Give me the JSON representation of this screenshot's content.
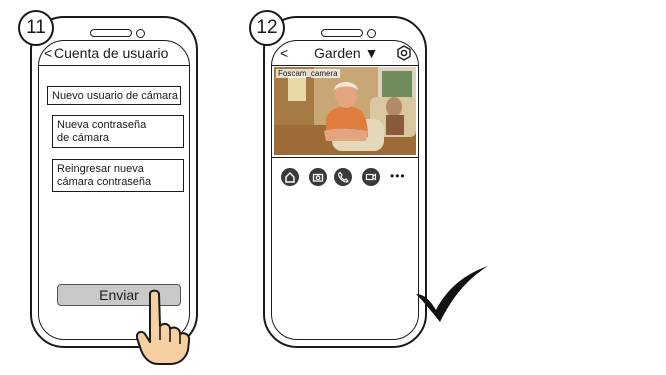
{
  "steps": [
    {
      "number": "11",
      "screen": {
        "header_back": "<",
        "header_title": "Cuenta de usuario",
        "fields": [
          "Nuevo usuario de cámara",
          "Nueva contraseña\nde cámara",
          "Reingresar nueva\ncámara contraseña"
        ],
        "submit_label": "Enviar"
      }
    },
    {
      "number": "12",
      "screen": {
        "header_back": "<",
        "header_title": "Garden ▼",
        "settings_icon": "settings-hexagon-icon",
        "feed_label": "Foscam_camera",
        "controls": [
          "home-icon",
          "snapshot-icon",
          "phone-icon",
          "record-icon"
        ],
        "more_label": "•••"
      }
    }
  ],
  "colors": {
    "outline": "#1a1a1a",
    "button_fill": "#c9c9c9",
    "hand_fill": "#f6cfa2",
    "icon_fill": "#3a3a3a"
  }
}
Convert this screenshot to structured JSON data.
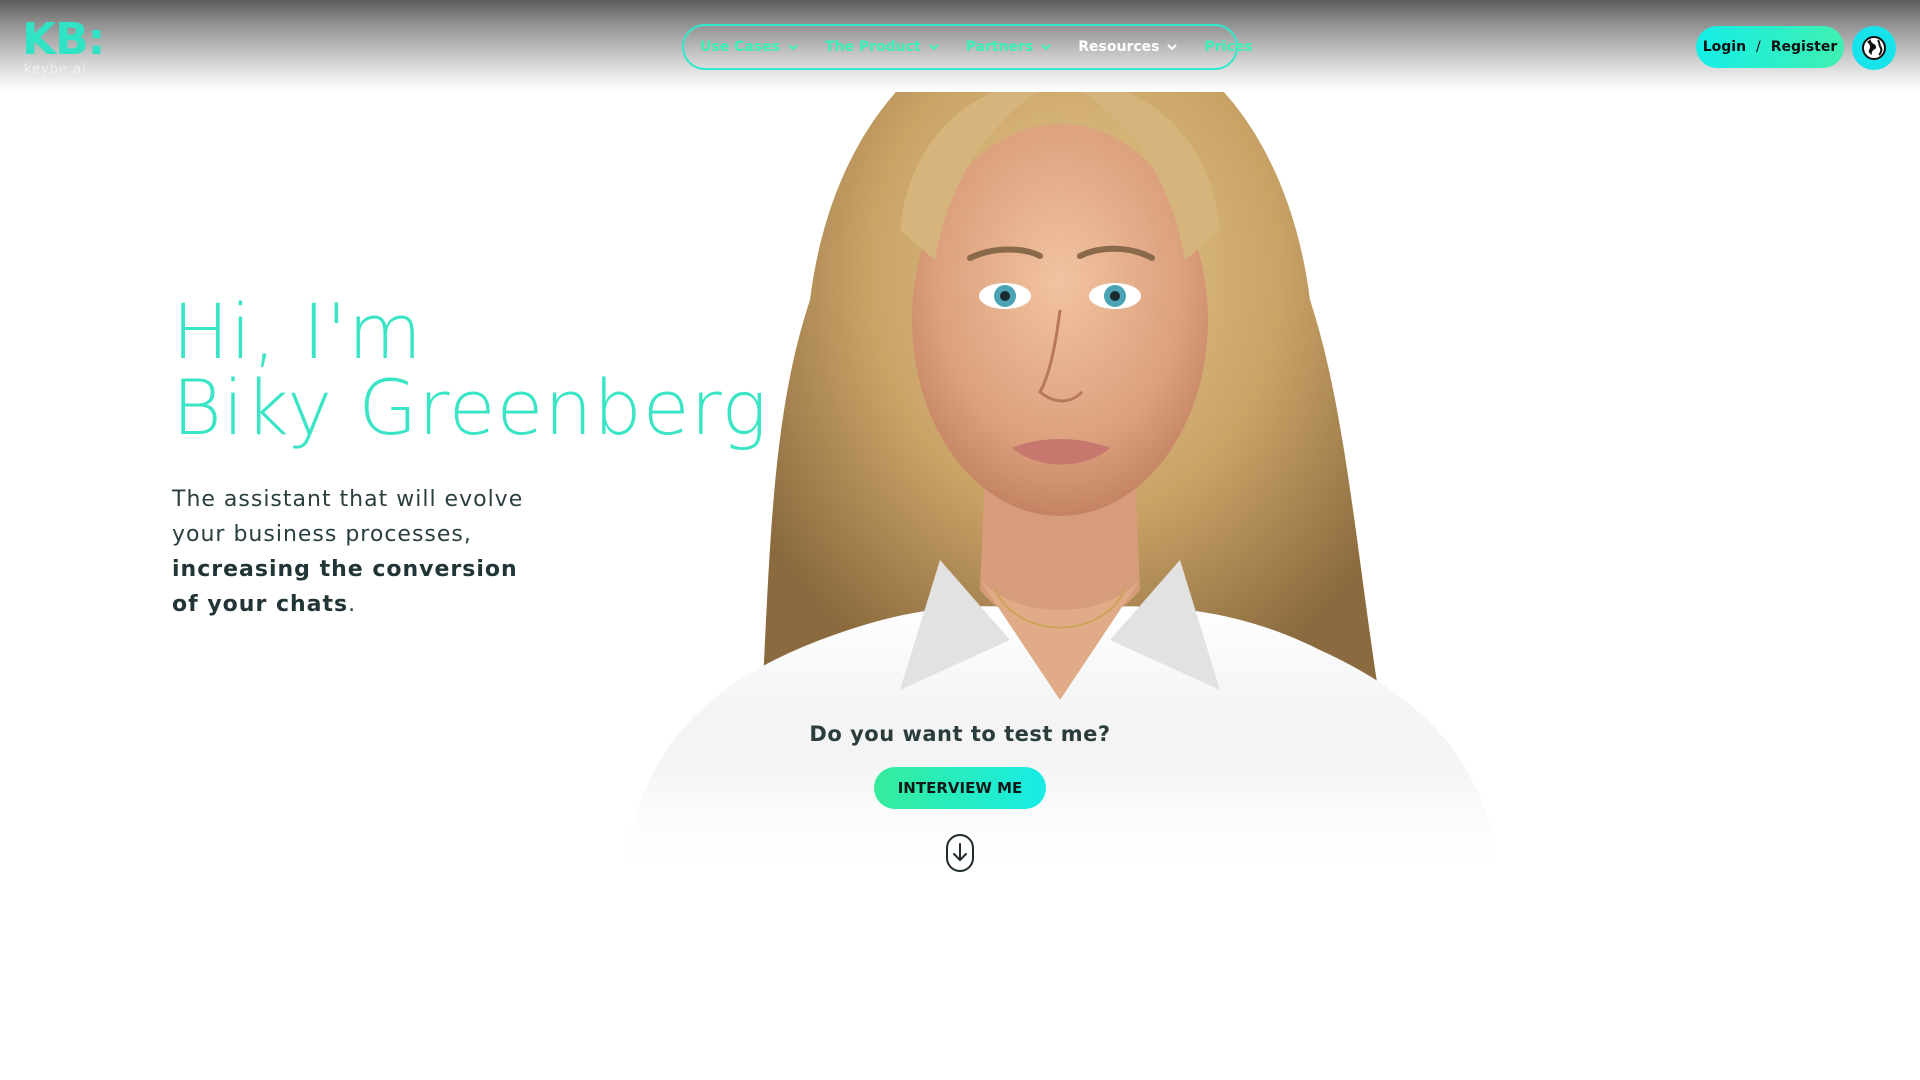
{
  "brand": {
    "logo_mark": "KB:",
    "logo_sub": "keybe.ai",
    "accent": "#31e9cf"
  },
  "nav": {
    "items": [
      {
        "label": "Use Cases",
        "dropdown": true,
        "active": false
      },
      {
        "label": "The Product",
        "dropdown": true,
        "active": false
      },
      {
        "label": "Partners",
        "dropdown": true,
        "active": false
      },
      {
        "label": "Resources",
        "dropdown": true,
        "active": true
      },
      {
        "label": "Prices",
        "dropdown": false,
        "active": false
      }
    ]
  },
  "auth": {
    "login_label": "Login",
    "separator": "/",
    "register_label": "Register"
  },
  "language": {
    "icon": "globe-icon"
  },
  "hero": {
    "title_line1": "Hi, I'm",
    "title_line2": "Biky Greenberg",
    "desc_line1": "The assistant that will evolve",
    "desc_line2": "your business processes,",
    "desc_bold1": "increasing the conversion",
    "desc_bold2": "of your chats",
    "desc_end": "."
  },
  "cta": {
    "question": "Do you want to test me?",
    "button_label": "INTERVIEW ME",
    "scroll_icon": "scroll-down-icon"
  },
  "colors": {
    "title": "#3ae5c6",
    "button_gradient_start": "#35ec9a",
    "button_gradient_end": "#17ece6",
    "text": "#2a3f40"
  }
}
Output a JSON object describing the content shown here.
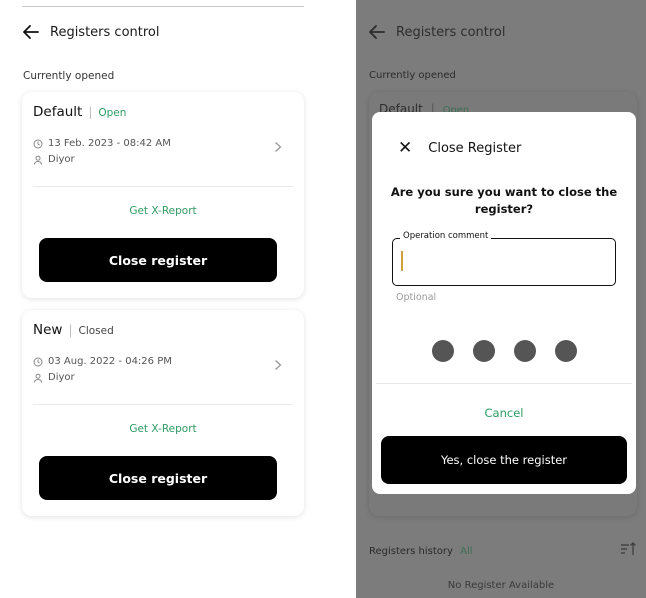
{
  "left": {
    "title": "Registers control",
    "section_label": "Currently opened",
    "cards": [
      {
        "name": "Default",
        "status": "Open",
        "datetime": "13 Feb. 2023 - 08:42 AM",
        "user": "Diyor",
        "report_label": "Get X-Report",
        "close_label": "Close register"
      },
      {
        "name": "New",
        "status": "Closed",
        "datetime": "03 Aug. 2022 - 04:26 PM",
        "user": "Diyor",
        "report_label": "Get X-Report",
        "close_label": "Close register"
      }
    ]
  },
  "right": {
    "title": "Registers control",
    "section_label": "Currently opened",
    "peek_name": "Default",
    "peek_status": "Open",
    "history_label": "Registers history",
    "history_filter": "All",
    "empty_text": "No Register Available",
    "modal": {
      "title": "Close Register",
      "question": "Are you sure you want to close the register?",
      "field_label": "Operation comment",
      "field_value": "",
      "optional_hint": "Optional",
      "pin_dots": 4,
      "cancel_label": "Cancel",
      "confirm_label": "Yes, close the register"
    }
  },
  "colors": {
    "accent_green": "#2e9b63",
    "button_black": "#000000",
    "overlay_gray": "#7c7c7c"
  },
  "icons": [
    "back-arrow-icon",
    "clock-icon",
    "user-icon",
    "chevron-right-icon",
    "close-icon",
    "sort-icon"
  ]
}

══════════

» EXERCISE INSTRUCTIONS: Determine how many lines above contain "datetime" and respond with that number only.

» EXERCISE RESPONSE: 2